The global financial crisis has led to mounting stress in the banking systems of most countries in the Caucasus and Central Asia. Private sector credit growth has slowed sharply and even turned negative in real terms in a number of countries, compared with the dramatic increases, ranging from 40 to 80 percent in the period immediately prior to the crisis. The credit slowdown is weighing on economic activity and having policymakers seek ways to restore it, thereby laying the foundation for a resumption in high and sustainable economic growth.
How did we get there?
Understanding the reasons behind the credit slowdown is important for getting the policy response right. In the Caucasus and Central Asia, three were dominant.
First, balance of payments pressures led to depreciation in several countries. With high levels of dollarization and exposure to currency risk, the depreciation contributed to a significant weakening of balance sheets of banks and unhedged borrowers. Most countries experienced reductions in their capital/asset ratios by more than 2 percentage points and increases in their nonperforming loans ratios by more than 4 percentage points. Kazakhstan and Tajikistan were particularly hard hit: the nonperforming loans ratio increased by 14–16 percentage points.

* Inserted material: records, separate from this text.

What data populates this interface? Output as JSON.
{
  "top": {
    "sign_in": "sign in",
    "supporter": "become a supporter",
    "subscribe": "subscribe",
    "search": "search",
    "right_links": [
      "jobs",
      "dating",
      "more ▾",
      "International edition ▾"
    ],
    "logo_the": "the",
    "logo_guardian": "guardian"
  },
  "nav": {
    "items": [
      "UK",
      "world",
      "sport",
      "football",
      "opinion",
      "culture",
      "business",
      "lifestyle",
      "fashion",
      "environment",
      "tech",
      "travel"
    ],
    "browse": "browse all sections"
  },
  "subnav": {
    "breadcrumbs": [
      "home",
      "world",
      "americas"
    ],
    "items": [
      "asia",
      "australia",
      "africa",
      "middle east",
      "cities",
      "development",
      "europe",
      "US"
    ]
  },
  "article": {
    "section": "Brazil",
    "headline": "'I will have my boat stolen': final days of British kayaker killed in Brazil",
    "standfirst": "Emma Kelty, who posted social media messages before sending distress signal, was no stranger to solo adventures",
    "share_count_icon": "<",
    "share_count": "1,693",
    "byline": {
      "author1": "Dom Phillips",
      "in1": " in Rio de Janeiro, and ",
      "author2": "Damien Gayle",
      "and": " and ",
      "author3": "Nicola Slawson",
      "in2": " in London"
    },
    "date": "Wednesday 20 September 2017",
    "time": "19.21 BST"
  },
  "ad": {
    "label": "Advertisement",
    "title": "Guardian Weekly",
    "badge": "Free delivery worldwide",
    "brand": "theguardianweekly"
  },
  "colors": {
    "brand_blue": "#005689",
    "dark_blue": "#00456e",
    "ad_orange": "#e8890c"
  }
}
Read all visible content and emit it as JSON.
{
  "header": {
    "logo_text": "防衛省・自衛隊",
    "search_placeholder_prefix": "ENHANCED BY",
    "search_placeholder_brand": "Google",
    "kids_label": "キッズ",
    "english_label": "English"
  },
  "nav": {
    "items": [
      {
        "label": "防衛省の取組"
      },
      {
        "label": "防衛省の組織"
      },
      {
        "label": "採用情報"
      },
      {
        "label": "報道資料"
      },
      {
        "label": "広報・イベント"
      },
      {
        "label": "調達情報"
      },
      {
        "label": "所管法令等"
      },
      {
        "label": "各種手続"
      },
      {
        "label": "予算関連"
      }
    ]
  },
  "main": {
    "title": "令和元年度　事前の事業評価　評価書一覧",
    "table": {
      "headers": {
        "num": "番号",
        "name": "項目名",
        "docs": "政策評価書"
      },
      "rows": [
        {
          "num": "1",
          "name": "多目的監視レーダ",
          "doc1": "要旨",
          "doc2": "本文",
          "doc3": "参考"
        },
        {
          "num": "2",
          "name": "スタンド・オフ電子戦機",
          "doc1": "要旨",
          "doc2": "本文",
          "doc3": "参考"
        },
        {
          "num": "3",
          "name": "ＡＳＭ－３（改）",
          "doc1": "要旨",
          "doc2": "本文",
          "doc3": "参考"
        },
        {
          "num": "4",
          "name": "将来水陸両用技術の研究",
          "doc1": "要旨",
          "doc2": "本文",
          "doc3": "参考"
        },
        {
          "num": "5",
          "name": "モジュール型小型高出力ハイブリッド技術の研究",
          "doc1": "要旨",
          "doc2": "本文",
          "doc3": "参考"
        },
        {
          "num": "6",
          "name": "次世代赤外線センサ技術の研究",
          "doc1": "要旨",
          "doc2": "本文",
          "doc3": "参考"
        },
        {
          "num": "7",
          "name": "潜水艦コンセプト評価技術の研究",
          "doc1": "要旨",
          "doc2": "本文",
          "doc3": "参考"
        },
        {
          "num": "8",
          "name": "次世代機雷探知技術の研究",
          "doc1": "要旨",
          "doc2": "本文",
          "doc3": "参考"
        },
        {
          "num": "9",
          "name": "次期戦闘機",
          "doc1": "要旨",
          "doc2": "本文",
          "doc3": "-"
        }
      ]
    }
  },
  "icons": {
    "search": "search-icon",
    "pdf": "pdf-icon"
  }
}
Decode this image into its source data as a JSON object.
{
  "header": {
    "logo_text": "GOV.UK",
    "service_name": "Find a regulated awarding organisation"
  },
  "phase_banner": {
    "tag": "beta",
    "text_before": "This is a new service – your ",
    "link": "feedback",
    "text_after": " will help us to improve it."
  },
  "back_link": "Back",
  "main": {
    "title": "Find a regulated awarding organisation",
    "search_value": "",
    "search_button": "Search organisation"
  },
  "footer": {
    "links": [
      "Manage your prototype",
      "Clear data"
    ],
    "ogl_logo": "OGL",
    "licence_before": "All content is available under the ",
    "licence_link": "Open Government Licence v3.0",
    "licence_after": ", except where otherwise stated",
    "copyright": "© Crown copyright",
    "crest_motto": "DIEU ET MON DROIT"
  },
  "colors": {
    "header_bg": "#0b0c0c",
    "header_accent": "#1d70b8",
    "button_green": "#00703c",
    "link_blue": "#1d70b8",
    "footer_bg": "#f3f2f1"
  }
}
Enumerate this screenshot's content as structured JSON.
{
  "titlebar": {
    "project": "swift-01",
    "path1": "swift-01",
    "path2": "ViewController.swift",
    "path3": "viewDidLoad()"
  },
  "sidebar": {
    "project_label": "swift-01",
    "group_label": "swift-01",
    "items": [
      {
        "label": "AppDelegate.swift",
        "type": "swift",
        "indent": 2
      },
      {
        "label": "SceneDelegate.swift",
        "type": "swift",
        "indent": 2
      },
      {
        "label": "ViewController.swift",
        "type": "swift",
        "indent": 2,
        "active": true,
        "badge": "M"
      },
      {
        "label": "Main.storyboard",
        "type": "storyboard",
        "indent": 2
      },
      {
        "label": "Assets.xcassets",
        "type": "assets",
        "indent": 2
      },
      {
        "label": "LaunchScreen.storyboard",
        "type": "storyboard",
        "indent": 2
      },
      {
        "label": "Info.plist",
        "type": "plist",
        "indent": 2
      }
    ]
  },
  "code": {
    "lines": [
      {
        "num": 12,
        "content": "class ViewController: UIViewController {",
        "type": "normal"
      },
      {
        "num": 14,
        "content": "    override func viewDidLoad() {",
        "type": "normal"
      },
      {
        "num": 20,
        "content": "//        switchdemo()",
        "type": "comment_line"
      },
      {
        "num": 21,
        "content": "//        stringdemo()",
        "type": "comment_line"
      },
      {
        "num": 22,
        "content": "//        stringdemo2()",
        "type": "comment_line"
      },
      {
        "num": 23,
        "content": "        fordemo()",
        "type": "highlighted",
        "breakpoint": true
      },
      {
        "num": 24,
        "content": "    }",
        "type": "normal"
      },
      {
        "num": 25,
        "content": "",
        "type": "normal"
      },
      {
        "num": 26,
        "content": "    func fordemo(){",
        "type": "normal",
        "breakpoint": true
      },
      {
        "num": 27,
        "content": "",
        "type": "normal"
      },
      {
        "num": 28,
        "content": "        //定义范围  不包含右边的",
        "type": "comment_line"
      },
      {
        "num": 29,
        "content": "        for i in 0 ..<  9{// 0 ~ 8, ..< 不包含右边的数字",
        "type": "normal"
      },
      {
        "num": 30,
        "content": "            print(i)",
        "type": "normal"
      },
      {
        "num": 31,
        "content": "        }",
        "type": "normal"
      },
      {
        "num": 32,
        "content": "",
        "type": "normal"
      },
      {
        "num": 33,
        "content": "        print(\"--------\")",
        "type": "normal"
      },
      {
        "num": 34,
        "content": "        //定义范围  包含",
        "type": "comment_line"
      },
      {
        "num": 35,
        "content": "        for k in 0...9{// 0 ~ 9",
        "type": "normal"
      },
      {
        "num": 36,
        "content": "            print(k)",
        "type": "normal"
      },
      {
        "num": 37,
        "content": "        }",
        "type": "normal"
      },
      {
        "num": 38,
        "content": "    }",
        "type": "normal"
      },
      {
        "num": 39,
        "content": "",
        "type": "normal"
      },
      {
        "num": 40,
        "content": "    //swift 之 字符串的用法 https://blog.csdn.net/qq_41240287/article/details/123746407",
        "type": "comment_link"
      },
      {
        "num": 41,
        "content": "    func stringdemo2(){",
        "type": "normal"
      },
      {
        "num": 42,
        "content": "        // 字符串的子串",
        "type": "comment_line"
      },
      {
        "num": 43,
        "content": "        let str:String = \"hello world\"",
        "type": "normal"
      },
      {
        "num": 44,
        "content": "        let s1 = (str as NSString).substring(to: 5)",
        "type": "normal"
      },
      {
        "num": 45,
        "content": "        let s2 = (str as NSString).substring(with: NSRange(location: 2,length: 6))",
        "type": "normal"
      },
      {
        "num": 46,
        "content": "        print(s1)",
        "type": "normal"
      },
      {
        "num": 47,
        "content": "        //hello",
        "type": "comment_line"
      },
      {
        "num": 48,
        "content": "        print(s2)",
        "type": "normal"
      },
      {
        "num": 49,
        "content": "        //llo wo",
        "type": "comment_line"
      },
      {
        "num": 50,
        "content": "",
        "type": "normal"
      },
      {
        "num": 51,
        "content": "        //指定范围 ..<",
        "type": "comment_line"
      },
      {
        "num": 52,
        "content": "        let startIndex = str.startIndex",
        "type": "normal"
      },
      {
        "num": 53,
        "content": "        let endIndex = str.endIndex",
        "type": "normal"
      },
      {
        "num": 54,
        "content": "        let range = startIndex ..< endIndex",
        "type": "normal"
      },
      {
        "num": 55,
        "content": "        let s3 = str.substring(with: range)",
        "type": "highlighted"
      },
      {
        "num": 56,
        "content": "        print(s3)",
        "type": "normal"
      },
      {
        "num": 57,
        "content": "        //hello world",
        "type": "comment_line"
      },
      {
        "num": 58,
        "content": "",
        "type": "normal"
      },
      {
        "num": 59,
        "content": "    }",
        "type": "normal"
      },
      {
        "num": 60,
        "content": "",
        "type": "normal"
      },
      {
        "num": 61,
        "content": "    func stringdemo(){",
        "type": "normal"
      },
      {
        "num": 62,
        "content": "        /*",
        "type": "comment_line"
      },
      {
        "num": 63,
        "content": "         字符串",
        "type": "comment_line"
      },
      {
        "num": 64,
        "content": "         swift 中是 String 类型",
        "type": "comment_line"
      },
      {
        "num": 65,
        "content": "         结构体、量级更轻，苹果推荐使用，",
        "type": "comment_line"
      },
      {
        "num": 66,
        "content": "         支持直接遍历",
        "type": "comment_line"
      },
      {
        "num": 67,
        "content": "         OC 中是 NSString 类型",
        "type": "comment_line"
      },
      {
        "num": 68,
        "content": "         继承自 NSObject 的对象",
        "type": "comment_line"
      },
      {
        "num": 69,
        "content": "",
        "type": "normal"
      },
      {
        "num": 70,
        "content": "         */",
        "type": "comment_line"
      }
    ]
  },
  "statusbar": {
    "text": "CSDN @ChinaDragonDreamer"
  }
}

Second, the crisis subjected banks to a sharp reduction in funding—deposits, remittances, and external borrowing—which had fueled rapid and above-trend credit growth in previous years.
And third, the slowdown in economic activity may have resulted in a tightening of credit supply as well as a contraction in demand for credit due to heightened macroeconomic uncertainty.
With impaired balance sheets, lackluster funding growth, and heightened uncertainty, credit to the economy has slumped—since end-2007, real credit growth has fallen by about 63 percentage points on average.
What can policymakers do?
Policies should aid banks in the process of repairing their balance sheets by recognizing losses and supplementing bank capital if needed. Where banks are fundamentally healthy and mainly affected by a lack of funding, temporary government or central bank liquidity injections may help restore credit growth. Of course, adequate fiscal room is a precondition for such actions.
Over the medium term, macroeconomic and macroprudential policies should promote dedollarization to reduce vulnerabilities to sudden exchange rate movements and currency risk; high levels of dollarization of 40 to 80 percent were a key transmission channel of the global crisis to the region. Precrisis trends in Caucasus and Central Asia countries, as well as the international experience, have shown that macroeconomic stability is the most successful conduit for sustained dedollarization. In addition, the regulatory framework should encourage a proper pricing of currency risk, for example, by requiring higher capital charges for foreign exchange loans to unhedged borrowers, thus addressing indirect currency risk. In some countries, allowing greater exchange rate flexibility may also help banks and the corporate and household sectors to better internalize the risks of dollarization.
Developing local debt markets can contribute to dedollarization by giving domestic agents access to a wider range of domestic-currency financial instruments. Moreover, local debt markets allow banks to diversify their funding base and thus become less vulnerable to swings in individual funding sources.
What else might policymakers in the Caucasus and Central Asia do to revive credit? What lessons can be learned from other countries’ experience? We'd like to hear from you.